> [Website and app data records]
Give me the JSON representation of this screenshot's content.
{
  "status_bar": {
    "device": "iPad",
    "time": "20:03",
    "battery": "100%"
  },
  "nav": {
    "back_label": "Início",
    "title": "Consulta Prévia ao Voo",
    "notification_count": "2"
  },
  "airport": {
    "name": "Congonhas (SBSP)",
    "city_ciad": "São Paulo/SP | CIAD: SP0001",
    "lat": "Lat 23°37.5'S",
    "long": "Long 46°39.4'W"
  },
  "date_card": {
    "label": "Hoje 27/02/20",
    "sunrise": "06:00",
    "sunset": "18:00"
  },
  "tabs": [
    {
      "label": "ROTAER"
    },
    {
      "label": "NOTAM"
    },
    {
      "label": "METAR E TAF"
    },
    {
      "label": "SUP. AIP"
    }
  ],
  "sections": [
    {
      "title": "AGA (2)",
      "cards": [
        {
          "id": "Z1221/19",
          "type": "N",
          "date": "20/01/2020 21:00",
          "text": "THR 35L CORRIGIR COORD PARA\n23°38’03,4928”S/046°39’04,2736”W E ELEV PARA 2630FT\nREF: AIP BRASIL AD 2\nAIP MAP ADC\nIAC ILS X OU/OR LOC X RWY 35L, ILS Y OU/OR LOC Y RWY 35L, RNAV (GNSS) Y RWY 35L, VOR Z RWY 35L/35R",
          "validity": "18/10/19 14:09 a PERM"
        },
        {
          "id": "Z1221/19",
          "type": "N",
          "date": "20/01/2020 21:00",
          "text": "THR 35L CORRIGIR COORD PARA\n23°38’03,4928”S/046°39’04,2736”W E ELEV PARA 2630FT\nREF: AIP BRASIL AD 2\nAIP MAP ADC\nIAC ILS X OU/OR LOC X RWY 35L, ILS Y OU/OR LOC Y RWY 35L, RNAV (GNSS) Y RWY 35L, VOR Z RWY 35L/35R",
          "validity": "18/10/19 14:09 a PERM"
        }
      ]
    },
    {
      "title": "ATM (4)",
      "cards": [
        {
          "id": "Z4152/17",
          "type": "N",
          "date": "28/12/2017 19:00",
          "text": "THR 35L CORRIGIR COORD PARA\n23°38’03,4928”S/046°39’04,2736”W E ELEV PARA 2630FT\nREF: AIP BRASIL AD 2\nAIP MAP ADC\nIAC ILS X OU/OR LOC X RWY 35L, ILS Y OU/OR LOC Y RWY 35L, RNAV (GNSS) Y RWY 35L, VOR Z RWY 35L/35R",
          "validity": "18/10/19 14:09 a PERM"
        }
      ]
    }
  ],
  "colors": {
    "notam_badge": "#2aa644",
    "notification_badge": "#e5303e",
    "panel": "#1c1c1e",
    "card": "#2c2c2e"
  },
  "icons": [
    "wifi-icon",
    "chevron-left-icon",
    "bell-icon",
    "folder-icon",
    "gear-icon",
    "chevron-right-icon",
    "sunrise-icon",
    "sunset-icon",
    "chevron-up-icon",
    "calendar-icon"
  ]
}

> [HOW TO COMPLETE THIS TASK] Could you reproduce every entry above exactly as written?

> [FINAL ANSWER]
Give me the JSON representation of this screenshot's content.
{
  "status_bar": {
    "device": "iPad",
    "time": "20:03",
    "battery": "100%"
  },
  "nav": {
    "back_label": "Início",
    "title": "Consulta Prévia ao Voo",
    "notification_count": "2"
  },
  "airport": {
    "name": "Congonhas (SBSP)",
    "city_ciad": "São Paulo/SP | CIAD: SP0001",
    "lat": "Lat 23°37.5'S",
    "long": "Long 46°39.4'W"
  },
  "date_card": {
    "label": "Hoje 27/02/20",
    "sunrise": "06:00",
    "sunset": "18:00"
  },
  "tabs": [
    {
      "label": "ROTAER"
    },
    {
      "label": "NOTAM"
    },
    {
      "label": "METAR E TAF"
    },
    {
      "label": "SUP. AIP"
    }
  ],
  "sections": [
    {
      "title": "AGA (2)",
      "cards": [
        {
          "id": "Z1221/19",
          "type": "N",
          "date": "20/01/2020 21:00",
          "text": "THR 35L CORRIGIR COORD PARA\n23°38’03,4928”S/046°39’04,2736”W E ELEV PARA 2630FT\nREF: AIP BRASIL AD 2\nAIP MAP ADC\nIAC ILS X OU/OR LOC X RWY 35L, ILS Y OU/OR LOC Y RWY 35L, RNAV (GNSS) Y RWY 35L, VOR Z RWY 35L/35R",
          "validity": "18/10/19 14:09 a PERM"
        },
        {
          "id": "Z1221/19",
          "type": "N",
          "date": "20/01/2020 21:00",
          "text": "THR 35L CORRIGIR COORD PARA\n23°38’03,4928”S/046°39’04,2736”W E ELEV PARA 2630FT\nREF: AIP BRASIL AD 2\nAIP MAP ADC\nIAC ILS X OU/OR LOC X RWY 35L, ILS Y OU/OR LOC Y RWY 35L, RNAV (GNSS) Y RWY 35L, VOR Z RWY 35L/35R",
          "validity": "18/10/19 14:09 a PERM"
        }
      ]
    },
    {
      "title": "ATM (4)",
      "cards": [
        {
          "id": "Z4152/17",
          "type": "N",
          "date": "28/12/2017 19:00",
          "text": "THR 35L CORRIGIR COORD PARA\n23°38’03,4928”S/046°39’04,2736”W E ELEV PARA 2630FT\nREF: AIP BRASIL AD 2\nAIP MAP ADC\nIAC ILS X OU/OR LOC X RWY 35L, ILS Y OU/OR LOC Y RWY 35L, RNAV (GNSS) Y RWY 35L, VOR Z RWY 35L/35R",
          "validity": "18/10/19 14:09 a PERM"
        }
      ]
    }
  ],
  "colors": {
    "notam_badge": "#2aa644",
    "notification_badge": "#e5303e",
    "panel": "#1c1c1e",
    "card": "#2c2c2e"
  },
  "icons": [
    "wifi-icon",
    "chevron-left-icon",
    "bell-icon",
    "folder-icon",
    "gear-icon",
    "chevron-right-icon",
    "sunrise-icon",
    "sunset-icon",
    "chevron-up-icon",
    "calendar-icon"
  ]
}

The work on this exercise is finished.